Study material section start

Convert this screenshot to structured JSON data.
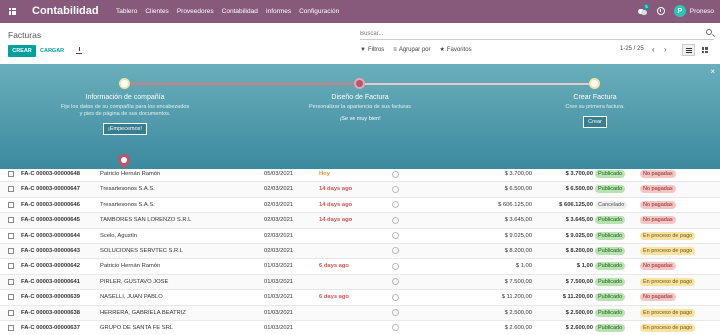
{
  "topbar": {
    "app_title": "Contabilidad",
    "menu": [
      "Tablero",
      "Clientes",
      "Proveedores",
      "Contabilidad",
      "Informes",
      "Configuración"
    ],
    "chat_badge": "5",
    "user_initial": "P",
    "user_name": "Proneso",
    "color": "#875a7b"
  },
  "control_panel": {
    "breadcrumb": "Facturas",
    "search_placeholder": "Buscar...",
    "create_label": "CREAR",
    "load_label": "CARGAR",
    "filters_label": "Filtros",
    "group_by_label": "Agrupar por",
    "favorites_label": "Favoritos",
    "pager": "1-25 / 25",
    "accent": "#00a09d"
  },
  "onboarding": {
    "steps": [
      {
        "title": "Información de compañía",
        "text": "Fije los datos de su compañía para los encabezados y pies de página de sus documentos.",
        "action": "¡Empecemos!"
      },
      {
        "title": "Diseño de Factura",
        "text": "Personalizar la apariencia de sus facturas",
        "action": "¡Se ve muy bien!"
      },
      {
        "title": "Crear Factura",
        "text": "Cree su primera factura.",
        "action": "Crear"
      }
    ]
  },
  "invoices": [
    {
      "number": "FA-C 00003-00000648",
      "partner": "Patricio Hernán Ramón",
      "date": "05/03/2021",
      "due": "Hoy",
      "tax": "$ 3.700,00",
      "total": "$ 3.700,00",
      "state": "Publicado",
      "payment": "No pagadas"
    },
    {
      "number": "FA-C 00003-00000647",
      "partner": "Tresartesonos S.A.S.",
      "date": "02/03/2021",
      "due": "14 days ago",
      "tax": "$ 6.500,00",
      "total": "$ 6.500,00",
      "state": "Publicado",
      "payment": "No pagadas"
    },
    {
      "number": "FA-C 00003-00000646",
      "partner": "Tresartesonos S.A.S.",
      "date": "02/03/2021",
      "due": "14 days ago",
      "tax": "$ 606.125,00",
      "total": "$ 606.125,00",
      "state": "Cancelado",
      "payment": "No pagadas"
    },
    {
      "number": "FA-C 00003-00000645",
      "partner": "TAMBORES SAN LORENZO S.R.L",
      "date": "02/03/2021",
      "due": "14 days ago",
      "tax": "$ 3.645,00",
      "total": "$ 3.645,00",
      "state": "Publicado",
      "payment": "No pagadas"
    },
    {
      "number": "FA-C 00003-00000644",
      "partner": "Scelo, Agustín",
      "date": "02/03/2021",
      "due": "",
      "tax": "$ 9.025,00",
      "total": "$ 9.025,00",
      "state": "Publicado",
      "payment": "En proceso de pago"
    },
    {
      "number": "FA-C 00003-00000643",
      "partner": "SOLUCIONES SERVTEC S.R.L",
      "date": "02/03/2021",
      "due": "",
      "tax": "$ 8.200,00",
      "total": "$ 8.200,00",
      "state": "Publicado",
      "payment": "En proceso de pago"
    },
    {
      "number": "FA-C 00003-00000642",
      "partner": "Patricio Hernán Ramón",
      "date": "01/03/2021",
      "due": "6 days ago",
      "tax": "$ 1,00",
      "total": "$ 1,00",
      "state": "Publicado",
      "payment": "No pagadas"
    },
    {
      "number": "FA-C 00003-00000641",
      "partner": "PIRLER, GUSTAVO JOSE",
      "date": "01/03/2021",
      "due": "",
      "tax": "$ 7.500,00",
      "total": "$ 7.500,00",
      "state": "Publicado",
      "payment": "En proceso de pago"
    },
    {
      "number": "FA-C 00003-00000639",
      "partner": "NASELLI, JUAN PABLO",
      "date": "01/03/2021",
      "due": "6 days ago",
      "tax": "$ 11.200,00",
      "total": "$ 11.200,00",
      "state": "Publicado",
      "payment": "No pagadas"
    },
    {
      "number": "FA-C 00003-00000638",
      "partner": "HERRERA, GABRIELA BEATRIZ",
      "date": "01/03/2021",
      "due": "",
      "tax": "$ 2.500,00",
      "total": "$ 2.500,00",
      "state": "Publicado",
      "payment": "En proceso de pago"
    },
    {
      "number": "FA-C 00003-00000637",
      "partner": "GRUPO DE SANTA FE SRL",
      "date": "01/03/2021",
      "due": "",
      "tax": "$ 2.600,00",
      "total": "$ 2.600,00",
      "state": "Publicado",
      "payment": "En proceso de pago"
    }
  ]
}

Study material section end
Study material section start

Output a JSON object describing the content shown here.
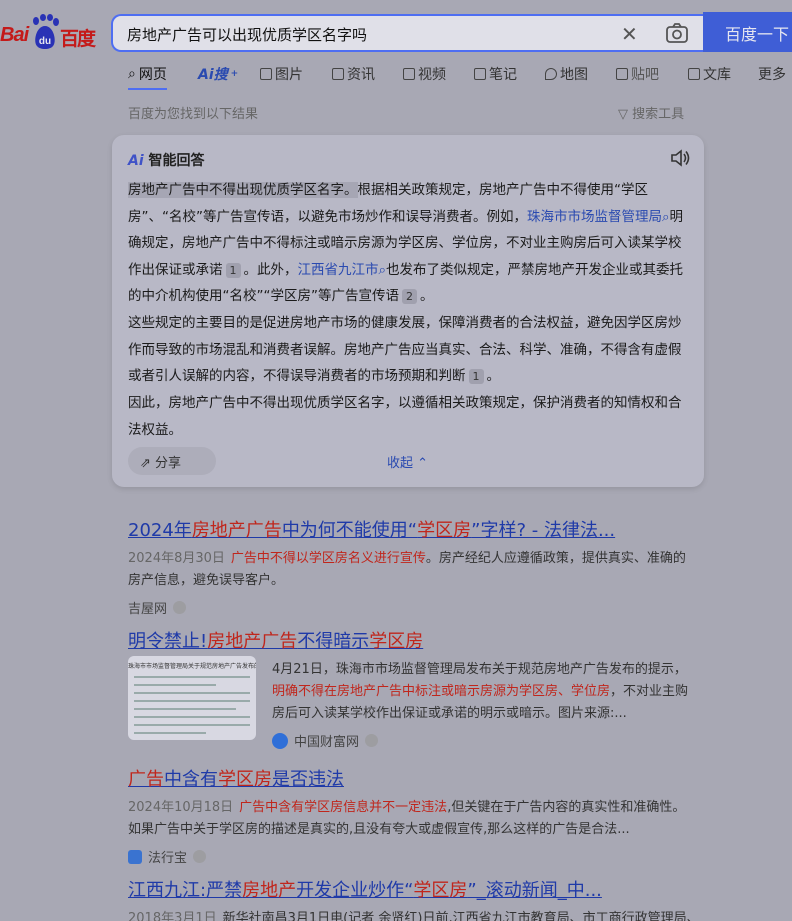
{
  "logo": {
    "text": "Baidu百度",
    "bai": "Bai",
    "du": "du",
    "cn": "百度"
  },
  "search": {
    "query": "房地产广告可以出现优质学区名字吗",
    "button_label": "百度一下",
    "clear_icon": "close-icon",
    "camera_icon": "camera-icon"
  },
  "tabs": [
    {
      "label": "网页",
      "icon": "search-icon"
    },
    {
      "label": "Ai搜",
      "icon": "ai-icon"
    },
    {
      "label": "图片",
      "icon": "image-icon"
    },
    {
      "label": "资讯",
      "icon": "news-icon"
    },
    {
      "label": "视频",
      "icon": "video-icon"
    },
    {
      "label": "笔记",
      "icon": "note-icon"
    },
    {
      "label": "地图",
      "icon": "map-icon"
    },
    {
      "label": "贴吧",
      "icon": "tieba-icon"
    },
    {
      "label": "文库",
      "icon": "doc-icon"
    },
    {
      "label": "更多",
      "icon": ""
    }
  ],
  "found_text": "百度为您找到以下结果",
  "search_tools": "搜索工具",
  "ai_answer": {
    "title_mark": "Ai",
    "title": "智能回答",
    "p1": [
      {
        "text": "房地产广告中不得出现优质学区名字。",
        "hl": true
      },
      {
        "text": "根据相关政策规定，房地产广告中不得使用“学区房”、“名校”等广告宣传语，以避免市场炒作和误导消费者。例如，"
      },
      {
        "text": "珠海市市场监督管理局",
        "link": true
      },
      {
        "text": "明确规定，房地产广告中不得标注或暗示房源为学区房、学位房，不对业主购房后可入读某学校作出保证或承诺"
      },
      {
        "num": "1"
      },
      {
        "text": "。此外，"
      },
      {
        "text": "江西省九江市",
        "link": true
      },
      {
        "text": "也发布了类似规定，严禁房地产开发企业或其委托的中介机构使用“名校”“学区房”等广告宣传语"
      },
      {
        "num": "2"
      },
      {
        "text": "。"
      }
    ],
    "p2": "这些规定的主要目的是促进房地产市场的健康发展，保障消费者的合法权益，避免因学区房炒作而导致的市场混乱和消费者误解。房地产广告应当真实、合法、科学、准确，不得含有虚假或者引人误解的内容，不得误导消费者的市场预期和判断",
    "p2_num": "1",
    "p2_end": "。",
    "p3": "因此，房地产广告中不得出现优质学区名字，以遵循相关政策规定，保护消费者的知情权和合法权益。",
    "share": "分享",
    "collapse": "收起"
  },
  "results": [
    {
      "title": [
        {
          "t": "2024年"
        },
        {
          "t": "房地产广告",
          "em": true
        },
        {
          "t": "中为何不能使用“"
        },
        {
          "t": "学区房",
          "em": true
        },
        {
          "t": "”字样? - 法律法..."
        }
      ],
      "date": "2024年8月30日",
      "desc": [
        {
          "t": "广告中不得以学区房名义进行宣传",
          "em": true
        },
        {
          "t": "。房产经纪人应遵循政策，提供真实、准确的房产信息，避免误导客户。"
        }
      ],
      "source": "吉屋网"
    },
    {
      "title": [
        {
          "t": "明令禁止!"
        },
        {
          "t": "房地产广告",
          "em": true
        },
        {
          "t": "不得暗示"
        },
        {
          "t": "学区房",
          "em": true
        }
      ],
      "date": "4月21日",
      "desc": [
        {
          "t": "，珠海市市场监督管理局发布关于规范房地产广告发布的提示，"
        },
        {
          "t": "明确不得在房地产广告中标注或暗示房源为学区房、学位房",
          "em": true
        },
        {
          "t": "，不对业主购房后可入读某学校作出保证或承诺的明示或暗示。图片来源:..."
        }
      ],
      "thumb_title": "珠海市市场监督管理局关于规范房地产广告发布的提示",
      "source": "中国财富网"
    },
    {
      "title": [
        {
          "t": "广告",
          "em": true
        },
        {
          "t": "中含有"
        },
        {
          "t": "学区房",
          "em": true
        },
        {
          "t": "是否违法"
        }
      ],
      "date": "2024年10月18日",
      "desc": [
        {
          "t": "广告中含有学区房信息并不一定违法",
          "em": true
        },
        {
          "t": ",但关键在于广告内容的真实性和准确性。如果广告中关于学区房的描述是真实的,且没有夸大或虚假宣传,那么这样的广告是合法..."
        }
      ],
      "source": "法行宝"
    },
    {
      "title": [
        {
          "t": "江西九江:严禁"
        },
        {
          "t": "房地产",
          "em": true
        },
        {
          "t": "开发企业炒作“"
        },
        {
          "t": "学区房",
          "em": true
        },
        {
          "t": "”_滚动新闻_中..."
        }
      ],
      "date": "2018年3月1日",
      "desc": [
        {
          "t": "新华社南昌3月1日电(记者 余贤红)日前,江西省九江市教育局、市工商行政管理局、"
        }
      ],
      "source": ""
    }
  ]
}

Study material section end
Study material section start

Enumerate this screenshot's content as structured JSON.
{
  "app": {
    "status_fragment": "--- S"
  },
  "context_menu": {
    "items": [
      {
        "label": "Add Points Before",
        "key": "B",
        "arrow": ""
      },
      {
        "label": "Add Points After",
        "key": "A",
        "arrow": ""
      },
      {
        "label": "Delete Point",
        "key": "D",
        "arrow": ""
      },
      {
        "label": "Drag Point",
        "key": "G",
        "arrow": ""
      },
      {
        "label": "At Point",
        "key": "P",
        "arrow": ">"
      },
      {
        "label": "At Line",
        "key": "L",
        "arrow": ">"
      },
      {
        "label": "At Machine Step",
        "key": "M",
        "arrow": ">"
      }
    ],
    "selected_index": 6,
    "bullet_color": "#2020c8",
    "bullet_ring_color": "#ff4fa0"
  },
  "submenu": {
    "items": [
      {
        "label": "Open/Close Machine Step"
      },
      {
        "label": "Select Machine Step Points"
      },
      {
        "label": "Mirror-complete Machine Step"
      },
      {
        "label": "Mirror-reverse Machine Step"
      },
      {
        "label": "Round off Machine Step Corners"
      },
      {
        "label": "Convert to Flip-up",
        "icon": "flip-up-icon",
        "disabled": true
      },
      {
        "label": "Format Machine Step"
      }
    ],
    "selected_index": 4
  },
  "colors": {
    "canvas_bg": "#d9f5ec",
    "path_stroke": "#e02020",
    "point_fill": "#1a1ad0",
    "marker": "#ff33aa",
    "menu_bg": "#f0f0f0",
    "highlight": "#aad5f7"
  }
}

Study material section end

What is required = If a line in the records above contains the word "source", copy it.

Task solution =
      "source": "吉屋网"
      "source": "中国财富网"
      "source": "法行宝"
      "source": ""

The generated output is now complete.